### Work to be completed
Count every line in the data below where "clients" occurs, then state that number and nothing more.
───
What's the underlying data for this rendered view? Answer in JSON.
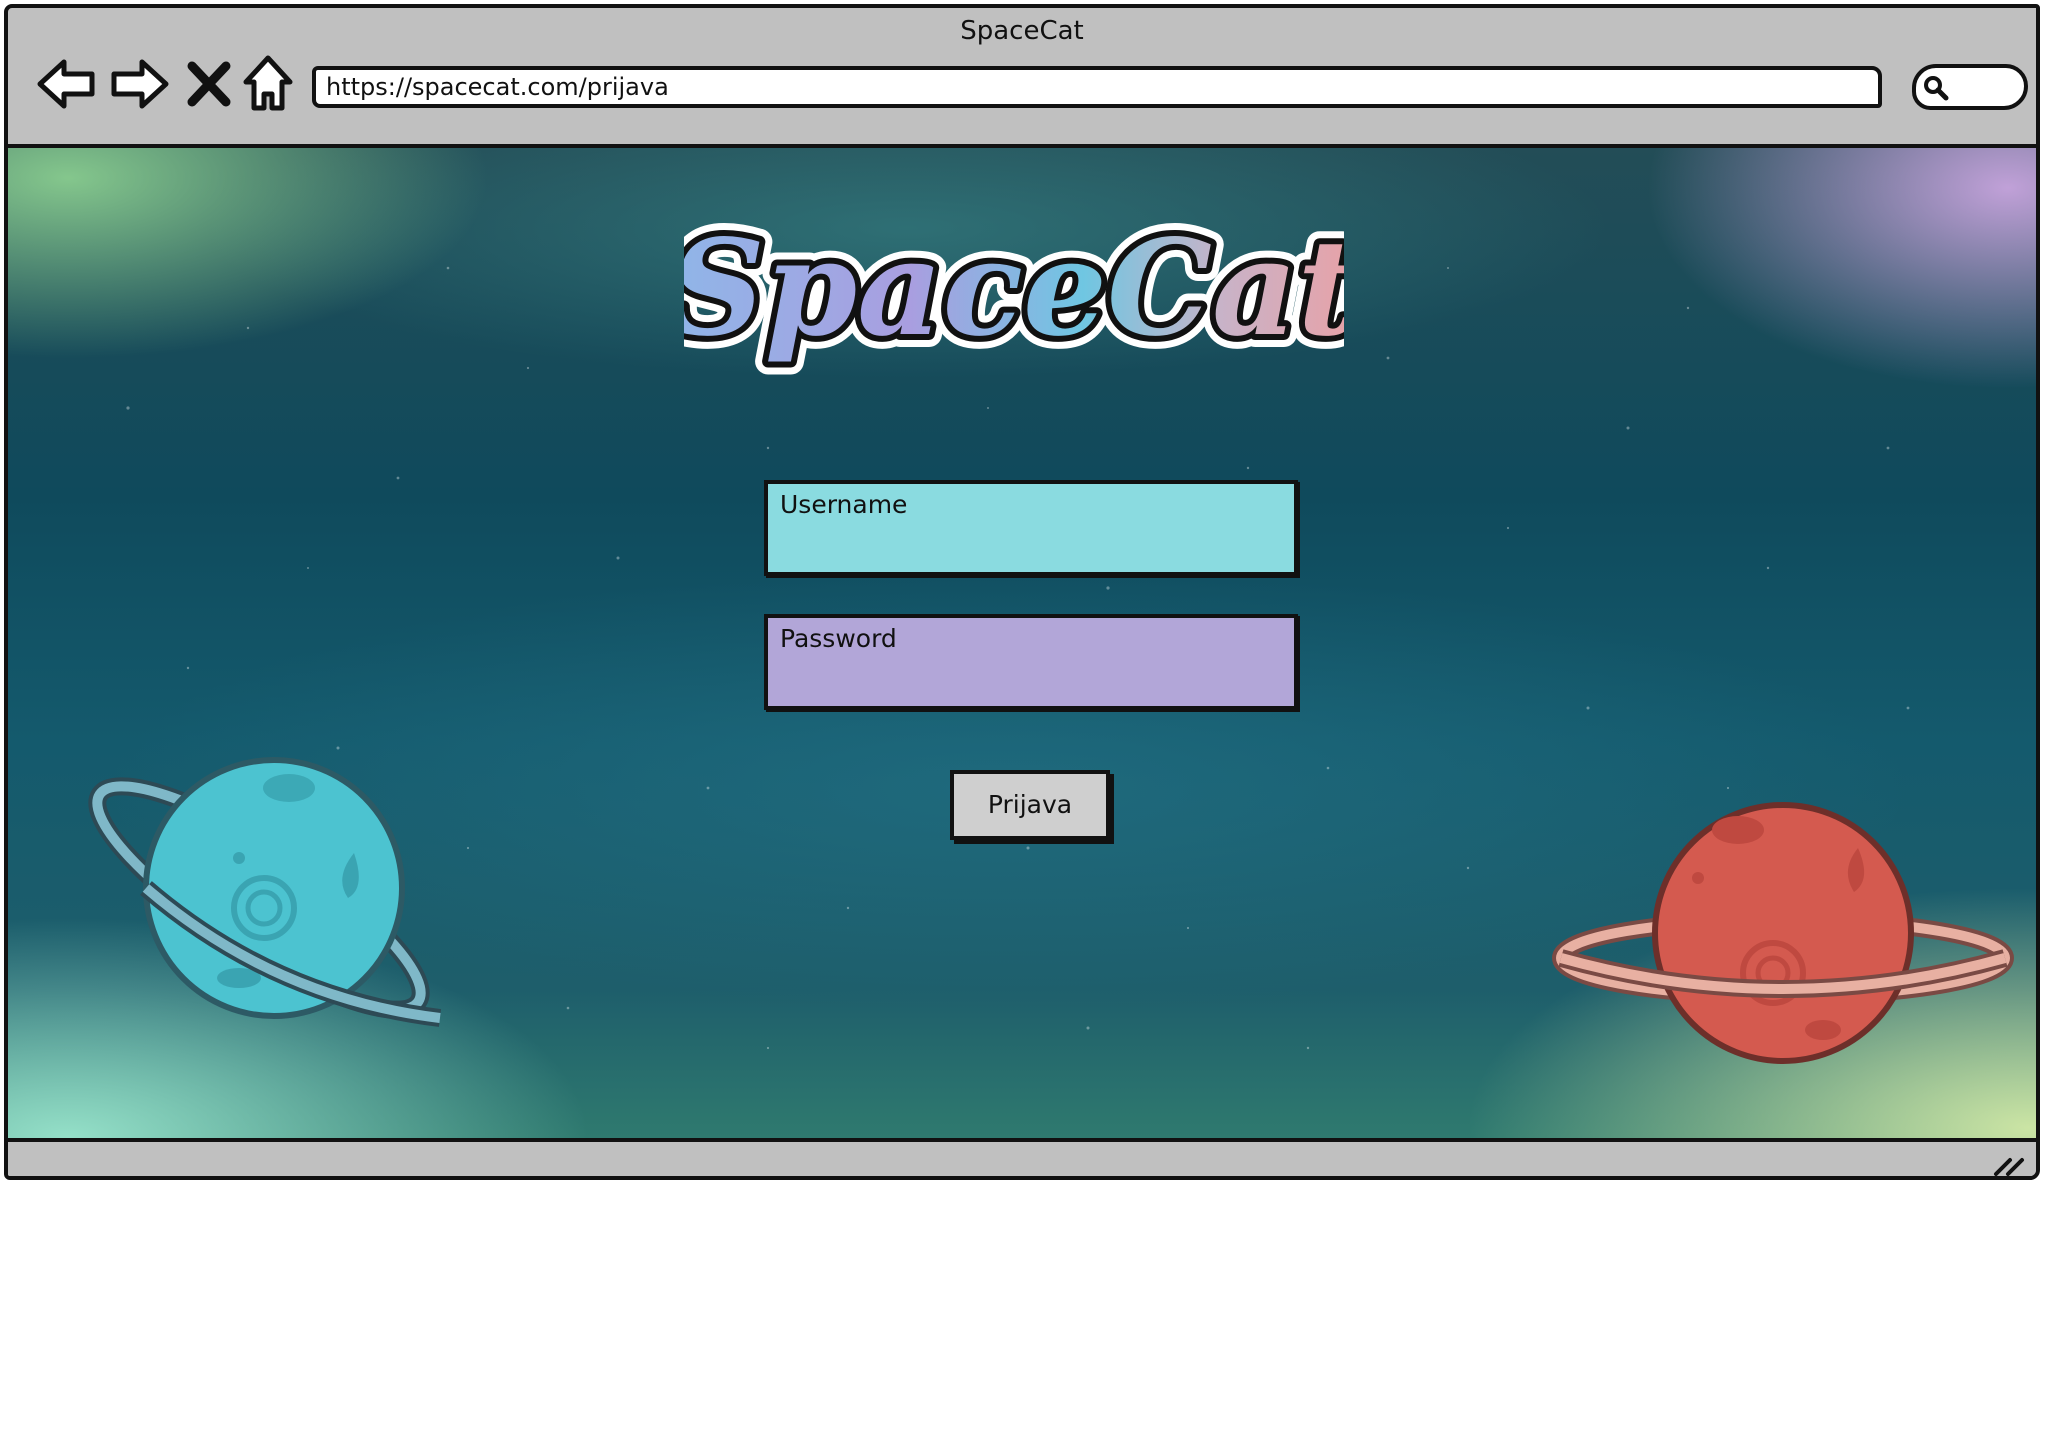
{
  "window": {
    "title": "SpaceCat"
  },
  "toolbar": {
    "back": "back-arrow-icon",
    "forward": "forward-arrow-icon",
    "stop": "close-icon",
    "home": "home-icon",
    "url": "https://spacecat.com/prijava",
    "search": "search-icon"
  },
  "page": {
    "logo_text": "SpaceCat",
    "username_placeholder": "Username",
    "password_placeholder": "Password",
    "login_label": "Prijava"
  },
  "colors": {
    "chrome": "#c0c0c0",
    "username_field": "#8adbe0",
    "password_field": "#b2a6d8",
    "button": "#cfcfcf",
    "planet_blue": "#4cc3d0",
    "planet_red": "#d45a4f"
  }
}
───
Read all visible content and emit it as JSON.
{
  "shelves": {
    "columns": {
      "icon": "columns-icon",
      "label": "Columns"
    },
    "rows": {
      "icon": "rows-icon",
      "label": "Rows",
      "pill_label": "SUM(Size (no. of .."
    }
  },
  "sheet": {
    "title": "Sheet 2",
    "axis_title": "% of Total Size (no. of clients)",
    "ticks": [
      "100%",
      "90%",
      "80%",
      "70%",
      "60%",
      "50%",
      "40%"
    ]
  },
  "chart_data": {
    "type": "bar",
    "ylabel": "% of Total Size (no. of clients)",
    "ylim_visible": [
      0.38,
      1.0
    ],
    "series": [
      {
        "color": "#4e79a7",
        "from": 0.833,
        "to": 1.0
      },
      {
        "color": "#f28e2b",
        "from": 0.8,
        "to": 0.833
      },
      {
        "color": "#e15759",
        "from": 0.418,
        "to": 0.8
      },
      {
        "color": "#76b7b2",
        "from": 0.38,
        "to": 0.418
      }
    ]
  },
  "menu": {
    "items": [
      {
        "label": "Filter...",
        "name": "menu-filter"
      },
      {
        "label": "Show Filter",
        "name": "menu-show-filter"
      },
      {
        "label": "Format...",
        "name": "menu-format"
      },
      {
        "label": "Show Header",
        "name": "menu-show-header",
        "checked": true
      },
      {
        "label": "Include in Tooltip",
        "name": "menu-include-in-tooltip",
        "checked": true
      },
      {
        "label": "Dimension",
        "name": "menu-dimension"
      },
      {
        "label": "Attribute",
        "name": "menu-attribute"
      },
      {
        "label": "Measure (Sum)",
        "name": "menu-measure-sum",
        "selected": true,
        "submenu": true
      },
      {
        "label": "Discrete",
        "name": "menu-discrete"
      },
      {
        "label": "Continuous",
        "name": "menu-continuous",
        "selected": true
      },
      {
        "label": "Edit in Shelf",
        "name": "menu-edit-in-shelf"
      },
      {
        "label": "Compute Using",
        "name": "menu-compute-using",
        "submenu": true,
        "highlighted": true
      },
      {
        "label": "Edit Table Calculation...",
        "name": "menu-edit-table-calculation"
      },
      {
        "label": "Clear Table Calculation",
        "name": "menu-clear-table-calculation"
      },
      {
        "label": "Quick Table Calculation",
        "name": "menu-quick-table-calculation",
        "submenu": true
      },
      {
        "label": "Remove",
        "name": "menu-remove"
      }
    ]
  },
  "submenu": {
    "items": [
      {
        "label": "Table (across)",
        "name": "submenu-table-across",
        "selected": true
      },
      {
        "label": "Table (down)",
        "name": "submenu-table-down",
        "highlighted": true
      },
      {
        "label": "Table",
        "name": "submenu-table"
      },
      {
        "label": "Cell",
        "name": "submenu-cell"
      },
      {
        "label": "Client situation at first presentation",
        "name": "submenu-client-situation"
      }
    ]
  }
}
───
### Output for this exercise
2